Posted: Updated:

1-26-18 UPDATE:

KENNEWICK, WA - The flu season has hit hard and fast, and could last for the next 10 weeks.

Experts say it's on track to be one of the worst seasons in years, with 49 states reporting "widespread" flu activity.

46 people have died in Washington, and in Oregon at least two children have died...but it's hard to get numbers in Oregon because health officials there do not track adult deaths from the flu.

People older than 65 are most likely to be hospitalized for complications from the flu.

Young children usually fall right behind, but this particularly nasty virus is hitting people over age 50 hard. Experts say people who seem to be recovering from the flu but then have a setback should seek immediate medical attention.

People with the flu often have severe muscle aches, fever, stuffy nose, and extreme fatigue.


KENNEWICK, WA -  Benton-Franklin Health District is reporting that two more area residents have died from influenza. The most recent cases were a woman in her 80's who lived in Franklin County and a man in his 70's from Benton County.

All of the deceased were at increased risk due to age or underlying health conditions, but the majority had not received flu vaccines.

Dr. Amy Person, Health Officer for Benton and Franklin Counties said that local flu activity remains high and that residents should take precautions.

“The flu vaccine is still the best protection we have against influenza and it’s not too late to get a flu shot for this year,” said Dr. Person. “Everyone over the age of six months should get a flu shot to protect themselves and others.” Flu shots are offered at pharmacies, health care providers and the Health District.

In addition to getting vaccinated, flu prevention tips include washing your hands often, avoid touching your face, cover your cough and stay home when you’re sick.

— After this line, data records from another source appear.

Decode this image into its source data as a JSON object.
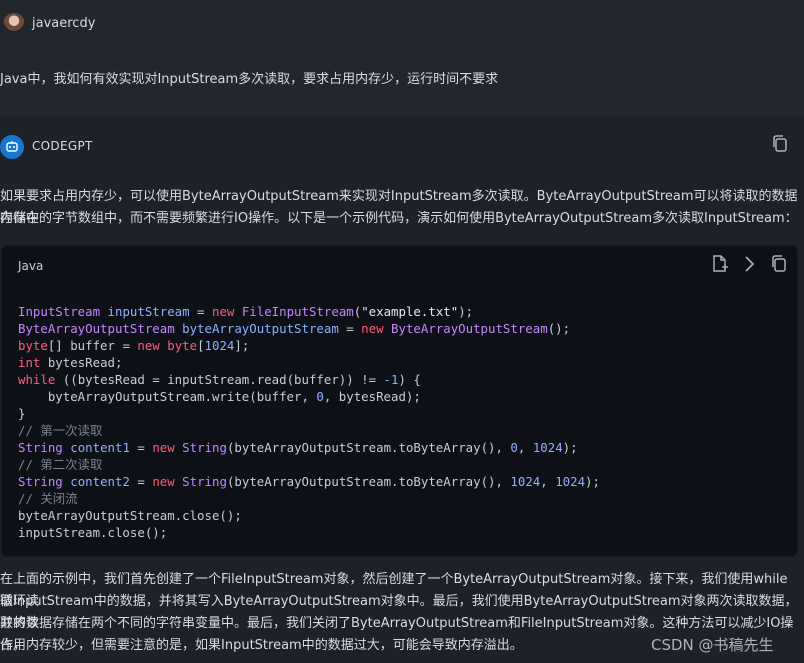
{
  "user": {
    "name": "javaercdy",
    "question": "Java中，我如何有效实现对InputStream多次读取，要求占用内存少，运行时间不要求"
  },
  "bot": {
    "name": "CODEGPT",
    "intro_line1": "如果要求占用内存少，可以使用ByteArrayOutputStream来实现对InputStream多次读取。ByteArrayOutputStream可以将读取的数据存储在",
    "intro_line2": "内存中的字节数组中，而不需要频繁进行IO操作。以下是一个示例代码，演示如何使用ByteArrayOutputStream多次读取InputStream：",
    "outro_line1": "在上面的示例中，我们首先创建了一个FileInputStream对象，然后创建了一个ByteArrayOutputStream对象。接下来，我们使用while循环读",
    "outro_line2": "取InputStream中的数据，并将其写入ByteArrayOutputStream对象中。最后，我们使用ByteArrayOutputStream对象两次读取数据，并将读",
    "outro_line3": "取的数据存储在两个不同的字符串变量中。最后，我们关闭了ByteArrayOutputStream和FileInputStream对象。这种方法可以减少IO操作，",
    "outro_line4": "占用内存较少，但需要注意的是，如果InputStream中的数据过大，可能会导致内存溢出。"
  },
  "code": {
    "language": "Java",
    "icons": [
      "new-file-icon",
      "chevron-right-icon",
      "copy-icon"
    ],
    "lines": [
      [
        [
          "ty",
          "InputStream"
        ],
        [
          "sp",
          " "
        ],
        [
          "vr",
          "inputStream"
        ],
        [
          "sp",
          " = "
        ],
        [
          "kw",
          "new"
        ],
        [
          "sp",
          " "
        ],
        [
          "ty",
          "FileInputStream"
        ],
        [
          "sp",
          "("
        ],
        [
          "st",
          "\"example.txt\""
        ],
        [
          "sp",
          ");"
        ]
      ],
      [
        [
          "ty",
          "ByteArrayOutputStream"
        ],
        [
          "sp",
          " "
        ],
        [
          "vr",
          "byteArrayOutputStream"
        ],
        [
          "sp",
          " = "
        ],
        [
          "kw",
          "new"
        ],
        [
          "sp",
          " "
        ],
        [
          "ty",
          "ByteArrayOutputStream"
        ],
        [
          "sp",
          "();"
        ]
      ],
      [
        [
          "kw",
          "byte"
        ],
        [
          "sp",
          "[] buffer = "
        ],
        [
          "kw",
          "new"
        ],
        [
          "sp",
          " "
        ],
        [
          "kw",
          "byte"
        ],
        [
          "sp",
          "["
        ],
        [
          "nm",
          "1024"
        ],
        [
          "sp",
          "];"
        ]
      ],
      [
        [
          "kw",
          "int"
        ],
        [
          "sp",
          " bytesRead;"
        ]
      ],
      [
        [
          "kw",
          "while"
        ],
        [
          "sp",
          " ((bytesRead = inputStream.read(buffer)) != "
        ],
        [
          "nm",
          "-1"
        ],
        [
          "sp",
          ") {"
        ]
      ],
      [
        [
          "sp",
          "    byteArrayOutputStream.write(buffer, "
        ],
        [
          "nm",
          "0"
        ],
        [
          "sp",
          ", bytesRead);"
        ]
      ],
      [
        [
          "sp",
          "}"
        ]
      ],
      [
        [
          "cm",
          "// 第一次读取"
        ]
      ],
      [
        [
          "ty",
          "String"
        ],
        [
          "sp",
          " "
        ],
        [
          "vr",
          "content1"
        ],
        [
          "sp",
          " = "
        ],
        [
          "kw",
          "new"
        ],
        [
          "sp",
          " "
        ],
        [
          "ty",
          "String"
        ],
        [
          "sp",
          "(byteArrayOutputStream.toByteArray(), "
        ],
        [
          "nm",
          "0"
        ],
        [
          "sp",
          ", "
        ],
        [
          "nm",
          "1024"
        ],
        [
          "sp",
          ");"
        ]
      ],
      [
        [
          "cm",
          "// 第二次读取"
        ]
      ],
      [
        [
          "ty",
          "String"
        ],
        [
          "sp",
          " "
        ],
        [
          "vr",
          "content2"
        ],
        [
          "sp",
          " = "
        ],
        [
          "kw",
          "new"
        ],
        [
          "sp",
          " "
        ],
        [
          "ty",
          "String"
        ],
        [
          "sp",
          "(byteArrayOutputStream.toByteArray(), "
        ],
        [
          "nm",
          "1024"
        ],
        [
          "sp",
          ", "
        ],
        [
          "nm",
          "1024"
        ],
        [
          "sp",
          ");"
        ]
      ],
      [
        [
          "cm",
          "// 关闭流"
        ]
      ],
      [
        [
          "sp",
          "byteArrayOutputStream.close();"
        ]
      ],
      [
        [
          "sp",
          "inputStream.close();"
        ]
      ]
    ]
  },
  "watermark": "CSDN @书稿先生",
  "colors": {
    "background": "#1e2128",
    "user_background": "#22262d",
    "code_background": "#0d1016",
    "keyword": "#ff5c79",
    "type": "#c586ff",
    "variable": "#8fb1ff",
    "comment": "#7c8290",
    "bot_accent": "#1677d2"
  }
}
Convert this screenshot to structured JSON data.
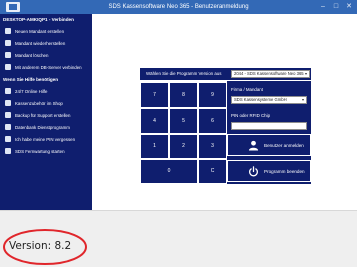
{
  "window": {
    "title": "SDS Kassensoftware Neo 365 - Benutzeranmeldung",
    "icon": "app-logo",
    "controls": [
      "minimize-icon",
      "maximize-icon",
      "close-icon"
    ]
  },
  "sidebar": {
    "section1_header": "DESKTOP-AMKIQP1 - Verbinden",
    "section1_items": [
      {
        "label": "Neuen Mandant erstellen",
        "icon": "plus-icon"
      },
      {
        "label": "Mandant wiederherstellen",
        "icon": "restore-icon"
      },
      {
        "label": "Mandant löschen",
        "icon": "delete-icon"
      },
      {
        "label": "Mit anderem DB-Server verbinden",
        "icon": "server-icon"
      }
    ],
    "section2_header": "Wenn Sie Hilfe benötigen",
    "section2_items": [
      {
        "label": "24/7 Online Hilfe",
        "icon": "help-icon"
      },
      {
        "label": "Kassenzubehör im Shop",
        "icon": "shop-icon"
      },
      {
        "label": "Backup für Support erstellen",
        "icon": "backup-icon"
      },
      {
        "label": "Datenbank Dienstprogramm",
        "icon": "database-icon"
      },
      {
        "label": "Ich habe meine PIN vergessen",
        "icon": "key-icon"
      },
      {
        "label": "SDS Fernwartung starten",
        "icon": "remote-icon"
      }
    ]
  },
  "main": {
    "program_version_label": "Wählen Sie die Programm Version aus",
    "program_version_value": "2044 - SDS Kassensoftware Neo 365",
    "keypad": {
      "row1": [
        "7",
        "8",
        "9"
      ],
      "row2": [
        "4",
        "5",
        "6"
      ],
      "row3": [
        "1",
        "2",
        "3"
      ],
      "row4": [
        "0",
        "C"
      ]
    },
    "firma_label": "Firma / Mandant",
    "firma_value": "SDS Kassensysteme GmbH",
    "pin_label": "PIN oder RFID Chip",
    "pin_value": "",
    "login_button": "Benutzer anmelden",
    "exit_button": "Programm beenden"
  },
  "status": {
    "version": "Version: 8.2"
  },
  "colors": {
    "titlebar": "#3369b6",
    "sidebar": "#0f1e6e",
    "panel": "#0f1e6e",
    "annotation": "#e0262b"
  }
}
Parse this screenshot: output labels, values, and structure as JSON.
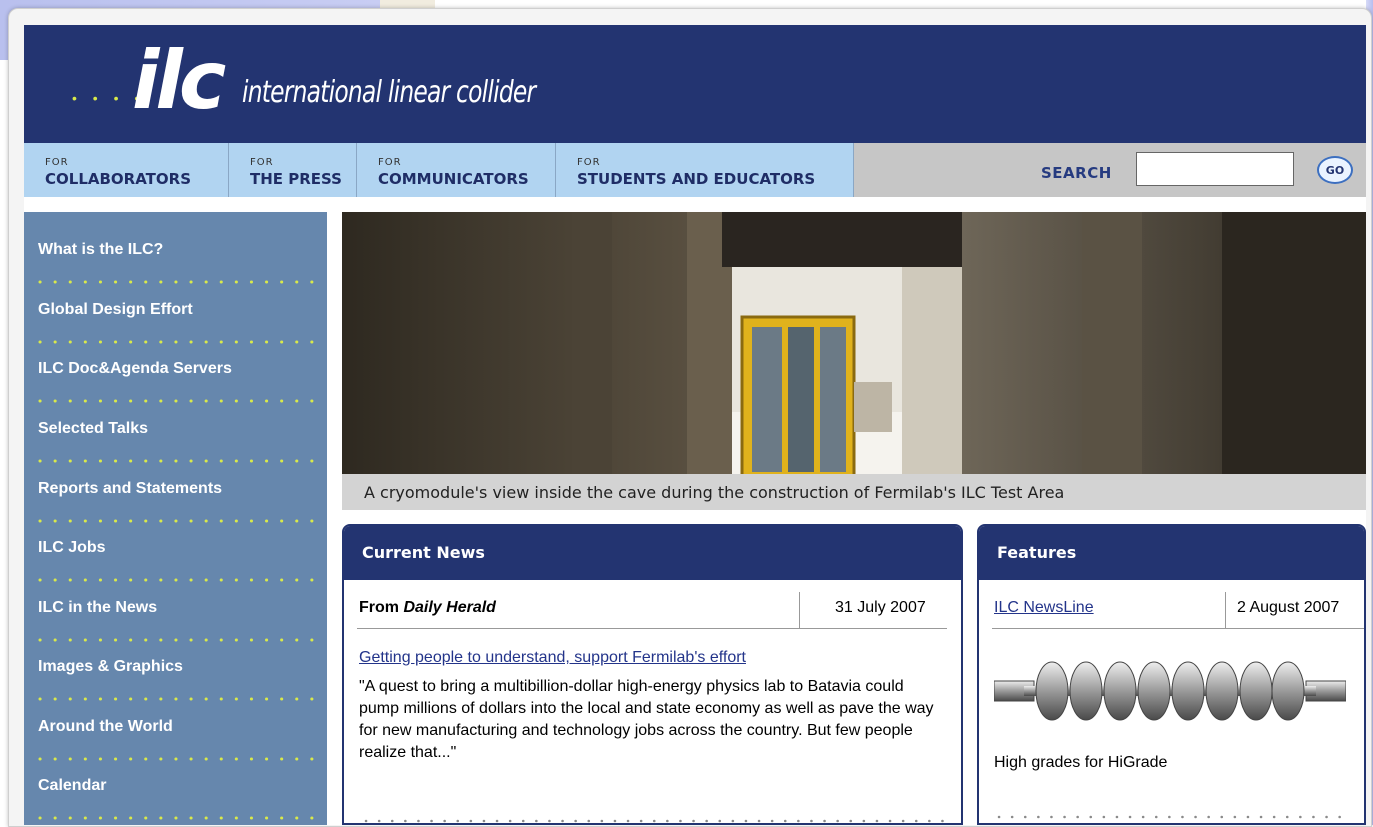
{
  "header": {
    "logo_mark": "ilc",
    "logo_text": "international linear collider"
  },
  "nav": {
    "tabs": [
      {
        "prefix": "FOR",
        "label": "COLLABORATORS"
      },
      {
        "prefix": "FOR",
        "label": "THE PRESS"
      },
      {
        "prefix": "FOR",
        "label": "COMMUNICATORS"
      },
      {
        "prefix": "FOR",
        "label": "STUDENTS AND EDUCATORS"
      }
    ],
    "search_label": "SEARCH",
    "search_value": "",
    "go_label": "GO"
  },
  "sidebar": {
    "items": [
      "What is the ILC?",
      "Global Design Effort",
      "ILC Doc&Agenda Servers",
      "Selected Talks",
      "Reports and Statements",
      "ILC Jobs",
      "ILC in the News",
      "Images & Graphics",
      "Around the World",
      "Calendar"
    ]
  },
  "hero": {
    "caption": "A cryomodule's view inside the cave during the construction of Fermilab's ILC Test Area"
  },
  "news": {
    "title": "Current News",
    "source_prefix": "From ",
    "source_name": "Daily Herald",
    "date": "31 July 2007",
    "headline": "Getting people to understand, support Fermilab's effort",
    "body": "\"A quest to bring a multibillion-dollar high-energy physics lab to Batavia could pump millions of dollars into the local and state economy as well as pave the way for new manufacturing and technology jobs across the country. But few people realize that...\""
  },
  "features": {
    "title": "Features",
    "source": "ILC NewsLine",
    "date": "2 August 2007",
    "caption": "High grades for HiGrade"
  },
  "colors": {
    "brand_navy": "#233471",
    "nav_blue": "#b1d4f1",
    "sidebar_blue": "#6687ad",
    "dot_yellow": "#d9e94a"
  }
}
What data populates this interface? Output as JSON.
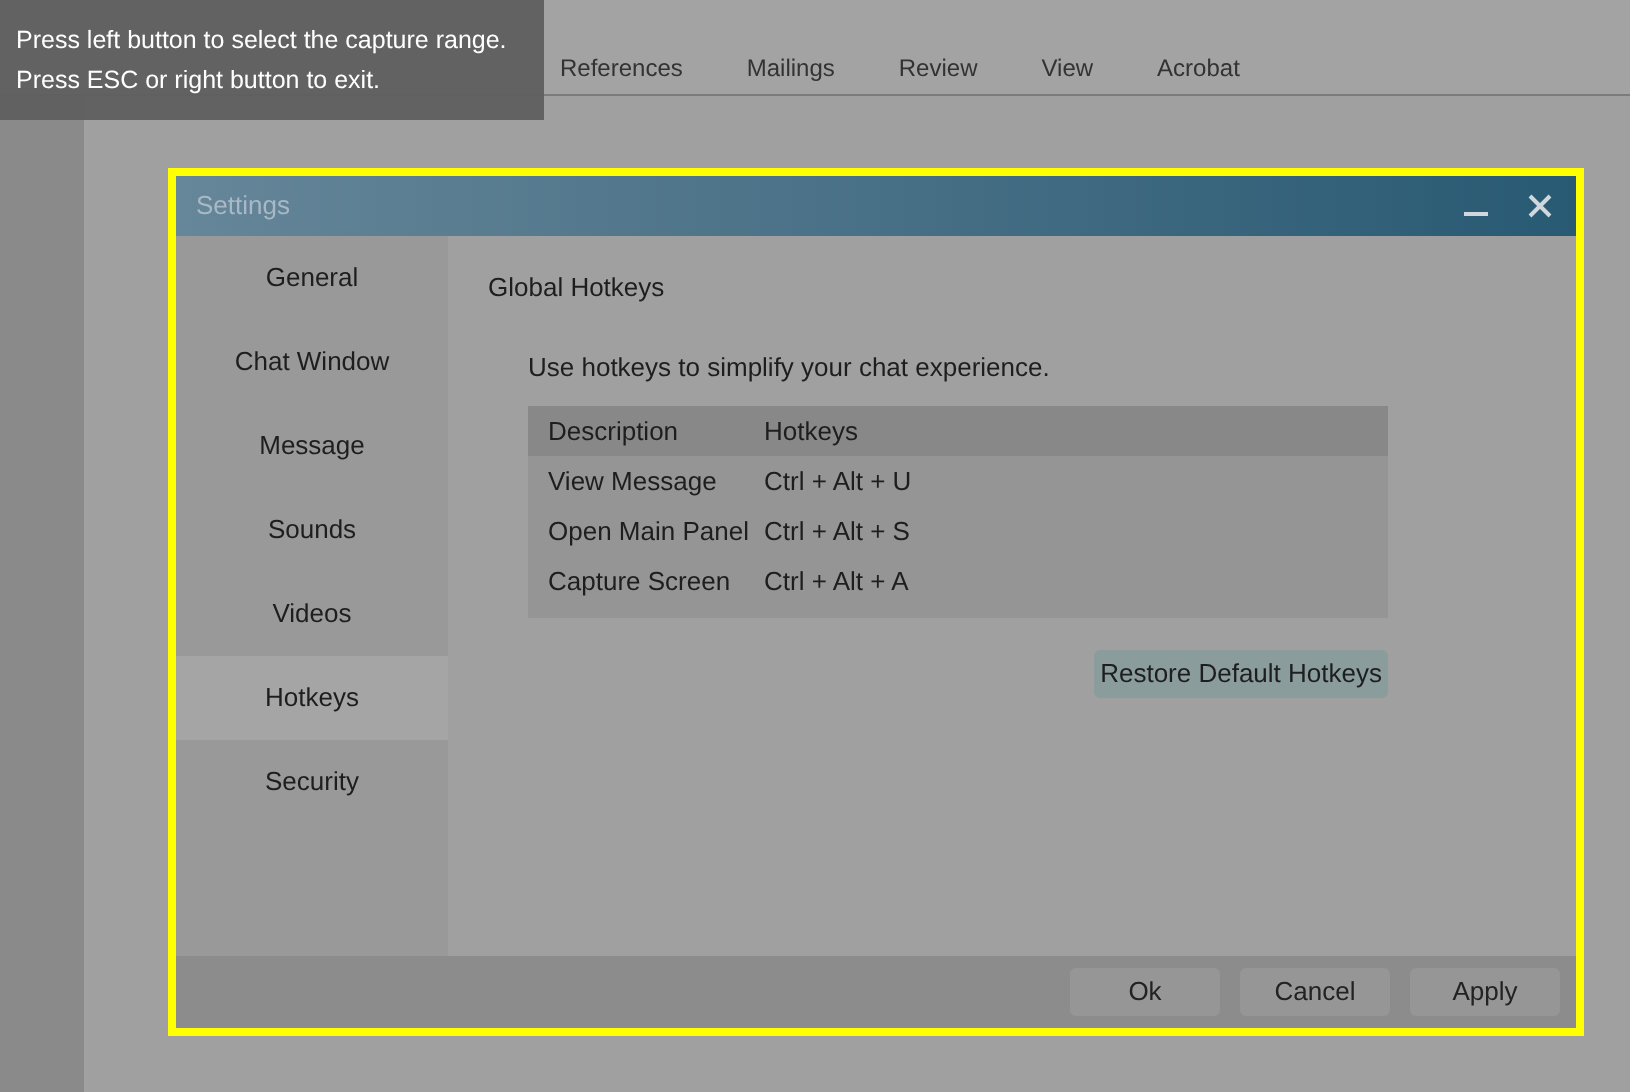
{
  "ribbon_tabs": [
    "References",
    "Mailings",
    "Review",
    "View",
    "Acrobat"
  ],
  "capture_hint": [
    "Press left button to select the capture range.",
    "Press ESC or right button to exit."
  ],
  "dialog": {
    "title": "Settings",
    "sidebar": [
      {
        "label": "General",
        "selected": false
      },
      {
        "label": "Chat Window",
        "selected": false
      },
      {
        "label": "Message",
        "selected": false
      },
      {
        "label": "Sounds",
        "selected": false
      },
      {
        "label": "Videos",
        "selected": false
      },
      {
        "label": "Hotkeys",
        "selected": true
      },
      {
        "label": "Security",
        "selected": false
      }
    ],
    "section_title": "Global Hotkeys",
    "description": "Use hotkeys to simplify your chat experience.",
    "table": {
      "columns": [
        "Description",
        "Hotkeys"
      ],
      "rows": [
        [
          "View Message",
          "Ctrl + Alt + U"
        ],
        [
          "Open Main Panel",
          "Ctrl + Alt + S"
        ],
        [
          "Capture Screen",
          "Ctrl + Alt + A"
        ]
      ]
    },
    "restore_button": "Restore Default Hotkeys",
    "buttons": [
      "Ok",
      "Cancel",
      "Apply"
    ]
  }
}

Additional information is available from the Washington State Department of Health at and the Centers for Disease Control